This article is an excerpt from Episode 13 of Alchemy-Spetec’s podcast The Injection Connection, featuring Erin Rothman – Founder and CEO of StormSensor. (If you’d rather view or listen, an audio/visual version of this excerpt is posted at the bottom of the article.)
Charlie Lerman: Do you ever get involved with EPA Consent Decrees where they’ve said to a municipality, “Your system’s all hosed up. You need to get this fixed and you’re going to do it in this time frame.” Did they ever call you in for that type of monitoring or anything like that?
Erin Rothman: The consent decree programs we’ve been a part of have been on the combined sewer side. And a lot of that is looking at obviously when overflow is happening, how significant the overflow is. We can quantify it given in tidal locations, so being able to separate different tidal sources or flow sources. But then, really, in doing that, helping them really understanding the total volume that needs to be addressed instead of the modeled volume and incorporating that into long-term control plans.

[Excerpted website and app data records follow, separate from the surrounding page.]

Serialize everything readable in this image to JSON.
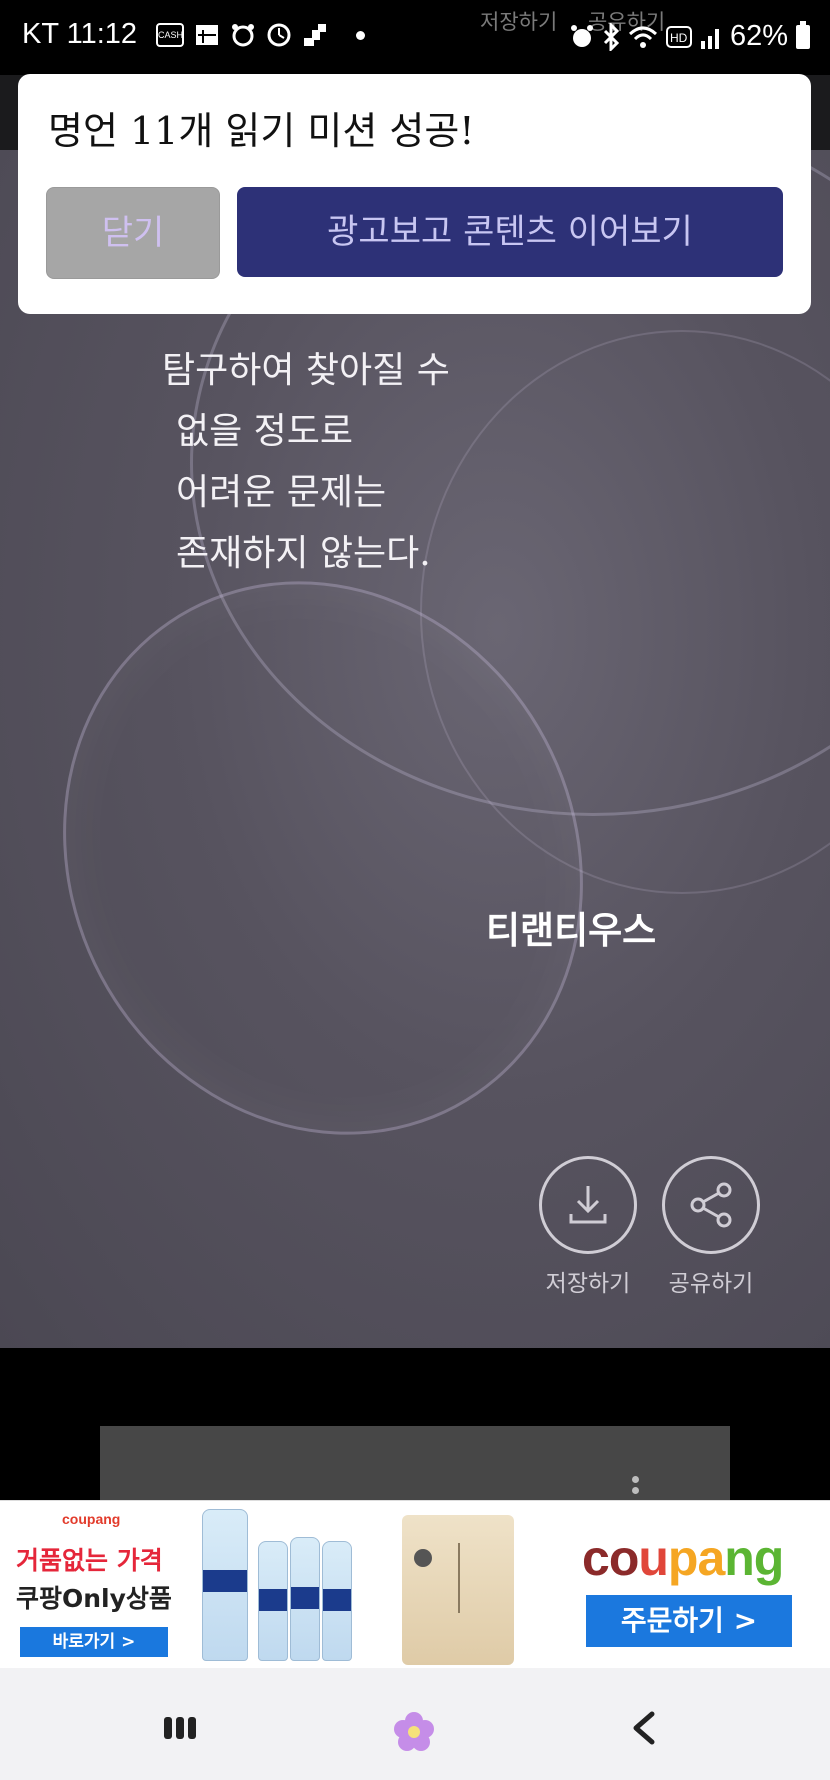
{
  "status_bar": {
    "carrier": "KT",
    "time": "11:12",
    "battery": "62%",
    "ghost_labels": [
      "저장하기",
      "공유하기"
    ]
  },
  "popup": {
    "title": "명언 11개 읽기 미션 성공!",
    "close_label": "닫기",
    "watch_ad_label": "광고보고 콘텐츠 이어보기"
  },
  "quote": {
    "lines": [
      "탐구하여 찾아질 수",
      "없을 정도로",
      "어려운 문제는",
      "존재하지 않는다."
    ],
    "author": "티랜티우스"
  },
  "actions": {
    "save_label": "저장하기",
    "share_label": "공유하기"
  },
  "ad_banner": {
    "small_logo": "coupang",
    "line1": "거품없는 가격",
    "line2": "쿠팡Only상품",
    "go_label": "바로가기 >",
    "brand_logo_parts": [
      "c",
      "o",
      "u",
      "pa",
      "ng"
    ],
    "order_label": "주문하기 >"
  },
  "colors": {
    "popup_primary": "#2d3177",
    "popup_secondary": "#a6a6a6",
    "coupang_blue": "#1b78de"
  }
}
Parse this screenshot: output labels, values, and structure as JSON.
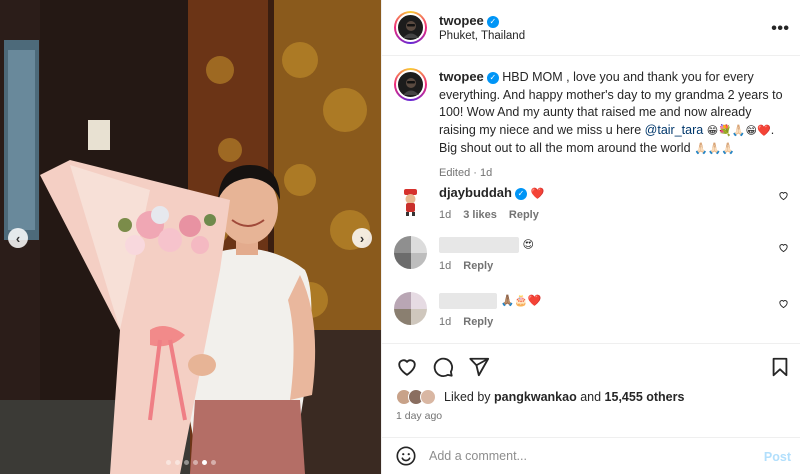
{
  "post": {
    "username": "twopee",
    "location": "Phuket, Thailand",
    "caption": {
      "username": "twopee",
      "text_1": " HBD MOM , love you and thank you for every everything. And happy mother's day to my grandma 2 years to 100! Wow And my aunty that raised me and now already raising my niece and we miss u here ",
      "mention": "@tair_tara",
      "emojis_1": "😁💐🙏🏻😁❤️",
      "text_2": ". Big shout out to all the mom around the world ",
      "emojis_2": "🙏🏻🙏🏻🙏🏻",
      "edited": "Edited · 1d"
    },
    "comments": [
      {
        "username": "djaybuddah",
        "text": "❤️",
        "time": "1d",
        "likes": "3 likes",
        "reply": "Reply"
      },
      {
        "username": "",
        "text": "😍",
        "time": "1d",
        "reply": "Reply"
      },
      {
        "username": "",
        "text": "🙏🏽🎂❤️",
        "time": "1d",
        "reply": "Reply"
      }
    ],
    "likes": {
      "prefix": "Liked by",
      "user": "pangkwankao",
      "joiner": "and",
      "others": "15,455 others"
    },
    "timestamp": "1 day ago",
    "add_comment": {
      "placeholder": "Add a comment...",
      "post_label": "Post"
    },
    "carousel": {
      "total": 6,
      "active_index": 4
    },
    "more_icon": "more-horizontal-icon",
    "colors": {
      "verified": "#0095f6",
      "mention": "#00376b",
      "post_disabled": "#b2dffc",
      "heart": "#e8243c"
    }
  }
}
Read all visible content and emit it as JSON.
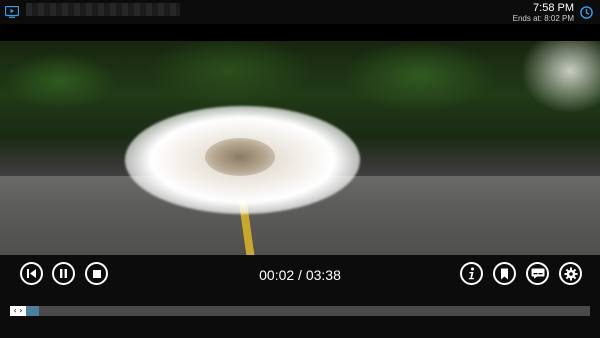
{
  "header": {
    "clock_time": "7:58 PM",
    "ends_at": "Ends at: 8:02 PM",
    "app_icon": "tv-icon",
    "clock_icon": "clock-icon"
  },
  "player": {
    "time_display": "00:02 / 03:38",
    "progress_fraction": 0.026,
    "handle_glyph": "‹ ›",
    "left_buttons": [
      "skip-previous-icon",
      "pause-icon",
      "stop-icon"
    ],
    "right_buttons": [
      "info-icon",
      "bookmark-icon",
      "subtitles-icon",
      "settings-gear-icon"
    ]
  },
  "colors": {
    "accent": "#4b7f9e",
    "clock_icon": "#3aa0e8",
    "app_icon": "#3aa0e8"
  }
}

Charlie: Gotcha. Because a lot of municipalities, especially when they’re slapped with a consent decree, just think, “We just need to increase the system capacity. We need to make it bigger. We need a bigger plan.” Or something like that.
Erin: Yes, increase the budget to pay the fines.
Charlie: Right. And mitigation oftentimes is a great solution that helps or even gets them to where they need to be.
Erin: Exactly. And there are all different ways you can do it. It does not just mean increasing the size of the pipe and putting them over there.
Charlie: No. That’s obviously where chemical grouting comes in. That’s a small portion of how to control some things. And also with chemical grouting, you find saving opportunities just right there at the manhole. A lot of these people think, “We don’t have a budget to start this” or “We don’t even know where to start”. But there are some really simple things. When you look at a 10 gallon a minute leak in a manhole – that is roughly, depending what part of the country you’re in, between about 12 to $25 000 a year in treatment costs.
Erin: That’s one leak.
Charlie: Right, one leak. And something like that is usually super easy to repair. We’re talking a couple of thousand dollars, one day, one crew out there and they can immediately repair it. You see, that $3000 you paid to fix that manhole saves $25000 that year. It’s very simple stuff and I really feel that we need some champions out there to get people to understand this. Maybe some type of push with our legislators. This is kind of a passion that I’ve found and it goes great with trying to be more environmentally friendly and saving money at the same time. Who’s against this kind of thing? And I don’t understand why we’re not doing more of it.
Erin: Exactly and providing jobs for the people to do the maintenance and creating those repairs.
View the video version of this excerpt…